ENTtoday: November 2010


Career Development

Career Shift: Mid-career mentors can help you change course

Like many physicians, otolaryngologists at mid-career may experience some form of burnout and be looking to make a professional shift. Indeed, a study published in the Annals of Surgery last year found that otolaryngologists had high rates of career burnout that paralleled those of trauma and vascular surgeons.

Medical Education

Lingering Issues: Challenges remain in repairing CSF leaks

Once the province of neurosurgeons, cerebrospinal fluid (CSF) leak repair is now handled mostly by otolaryngologists. This change has occurred over the past couple of decades, during which time the evolution of endoscopic tools and techniques has made possible extracranial rather than intracranial repair. The success rate for repairing these leaks from below has reached about 90 percent, particularly for small leaks.


Literature Reviews

Intraoral Removal Has Advantages over Submandibular Gland Resection

Are surgical outcomes better for intraoral removal of proximal submandibular stones or traditional submandibular gland (SMG) resection? Background: Salivary stones, the most common cause of salivary ductal obstruction, usually occur in the SMG and its ductal system. About 40 percent are located distally in Wharton’s duct and can be easily removed through an intraoral procedure. Proximal […]

Literature Reviews

Injection Laryngoplasty Helps in Recovery of Vocal Fold Motion

What are the long-term outcomes of patients with unilateral vocal fold paralysis (UVFP) who are treated with injection laryngoplasty (IL)? Background: IL, a temporary intervention for UVFP, is often performed in patients with a potentially recoverable recurrent laryngeal nerve insult while they await spontaneous recovery, compensation or definitive intervention. The decision to treat UVFP is historically […]

Literature Reviews

Diagnosis of Supraglottitis in the Post-Immunization Era

What are the demographics, presentation, interventions and outcomes of acute supraglottitis in the era following widespread immunization against Haemophilus influenza type b? Background: The overall incidence of acute supraglottitis has decreased significantly since the introduction of the conjugated Haemophilus influenza type b (Hib) vaccine in 1988 and its widespread use by 1995. While there has been a marked […]

Literature Reviews

Mandible Vascularized Bone Graft Reconstruction Successful in BRONJ

Does vascularized bone reconstruction provide optimum reconstruction among patients with bisphosphonate-related osteonecrosis of the jaw (BRONJ)? Background: Bisphosphonates, a commonly prescribed class of medications used in the treatment of multiple myeloma and metabolic and metastatic bone disease, decrease bone resorption via inhibition of enzyme activity within osteoclasts. Remaining in the bone for several years, bisphosphonates can […]

Literature Reviews

Dysphagia May Lengthen Hospital Stay

Does the presence of dysphagia in hospitalized patients result in prolonged hospital stay and increased morbidity?
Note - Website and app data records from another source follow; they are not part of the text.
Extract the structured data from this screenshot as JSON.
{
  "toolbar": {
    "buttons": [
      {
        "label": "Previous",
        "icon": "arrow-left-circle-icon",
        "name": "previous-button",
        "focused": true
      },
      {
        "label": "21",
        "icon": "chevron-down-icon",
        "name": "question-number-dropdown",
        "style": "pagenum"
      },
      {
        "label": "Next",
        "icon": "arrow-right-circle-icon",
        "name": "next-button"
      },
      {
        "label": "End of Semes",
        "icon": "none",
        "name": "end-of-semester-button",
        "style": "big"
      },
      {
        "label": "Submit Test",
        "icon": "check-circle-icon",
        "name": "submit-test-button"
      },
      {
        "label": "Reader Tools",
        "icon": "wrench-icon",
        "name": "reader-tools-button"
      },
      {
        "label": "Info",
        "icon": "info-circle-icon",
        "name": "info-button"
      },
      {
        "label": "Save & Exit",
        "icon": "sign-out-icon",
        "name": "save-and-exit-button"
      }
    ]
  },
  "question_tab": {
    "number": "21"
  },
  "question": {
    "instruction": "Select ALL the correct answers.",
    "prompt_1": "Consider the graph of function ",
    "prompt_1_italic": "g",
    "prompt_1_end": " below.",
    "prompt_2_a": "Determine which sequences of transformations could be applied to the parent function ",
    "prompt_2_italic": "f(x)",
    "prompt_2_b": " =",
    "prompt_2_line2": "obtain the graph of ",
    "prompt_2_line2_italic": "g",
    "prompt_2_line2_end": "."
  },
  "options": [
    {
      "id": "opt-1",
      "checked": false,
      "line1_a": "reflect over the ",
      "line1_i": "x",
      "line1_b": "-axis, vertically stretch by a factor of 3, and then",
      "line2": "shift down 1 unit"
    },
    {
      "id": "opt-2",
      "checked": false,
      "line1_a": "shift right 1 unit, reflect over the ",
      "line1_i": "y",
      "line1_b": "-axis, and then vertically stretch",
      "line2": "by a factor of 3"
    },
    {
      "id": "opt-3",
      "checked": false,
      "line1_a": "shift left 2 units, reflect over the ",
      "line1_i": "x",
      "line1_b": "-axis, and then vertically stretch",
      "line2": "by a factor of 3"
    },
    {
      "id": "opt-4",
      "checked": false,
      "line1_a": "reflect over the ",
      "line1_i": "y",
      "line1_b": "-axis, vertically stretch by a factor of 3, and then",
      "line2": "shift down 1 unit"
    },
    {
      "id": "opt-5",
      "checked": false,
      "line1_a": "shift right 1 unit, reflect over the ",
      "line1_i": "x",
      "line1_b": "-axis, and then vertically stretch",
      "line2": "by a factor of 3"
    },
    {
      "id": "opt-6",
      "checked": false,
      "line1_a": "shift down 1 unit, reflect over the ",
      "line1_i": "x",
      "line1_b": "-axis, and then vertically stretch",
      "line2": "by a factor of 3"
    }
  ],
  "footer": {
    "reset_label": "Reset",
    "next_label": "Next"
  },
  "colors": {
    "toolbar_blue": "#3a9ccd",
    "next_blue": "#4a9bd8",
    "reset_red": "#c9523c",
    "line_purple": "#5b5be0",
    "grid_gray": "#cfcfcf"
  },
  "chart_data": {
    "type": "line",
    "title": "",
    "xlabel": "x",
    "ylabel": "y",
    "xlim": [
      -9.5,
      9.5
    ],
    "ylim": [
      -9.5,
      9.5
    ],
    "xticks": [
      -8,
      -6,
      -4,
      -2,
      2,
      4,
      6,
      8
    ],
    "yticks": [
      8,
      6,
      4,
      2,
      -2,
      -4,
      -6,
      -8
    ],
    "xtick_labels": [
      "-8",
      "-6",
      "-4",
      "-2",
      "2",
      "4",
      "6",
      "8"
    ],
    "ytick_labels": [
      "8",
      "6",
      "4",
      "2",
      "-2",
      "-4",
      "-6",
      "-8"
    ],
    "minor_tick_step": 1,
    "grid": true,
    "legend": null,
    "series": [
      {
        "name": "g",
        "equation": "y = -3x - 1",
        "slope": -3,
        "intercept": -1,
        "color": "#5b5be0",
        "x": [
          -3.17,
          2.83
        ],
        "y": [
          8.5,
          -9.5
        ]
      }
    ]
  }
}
Background: Dysphagia is a symptom that may be an indication of swallowing dysfunction. Swallowing dysfunction can result in aspiration, dehydration, malnutrition, pneumonia, pulmonary abscess and death. The implication of swallowing dysfunction on a patient’s hospital stay is uncertain. The authors […]

Literature Reviews

Scoring System for Esophageal Cancer Requires Other Considerations

Can a simple scoring system identify individuals at high risk of esophageal cancer?1 Background: The prevalence of esophageal cancer is rapidly expanding. The prognosis for late stage esophageal cancer is dismal, and survival depends on early diagnosis and treatment. Limitations in health care resources preclude screening all individuals with dysphagia. Study design: Retrospective cohort study Setting: University Hospital […]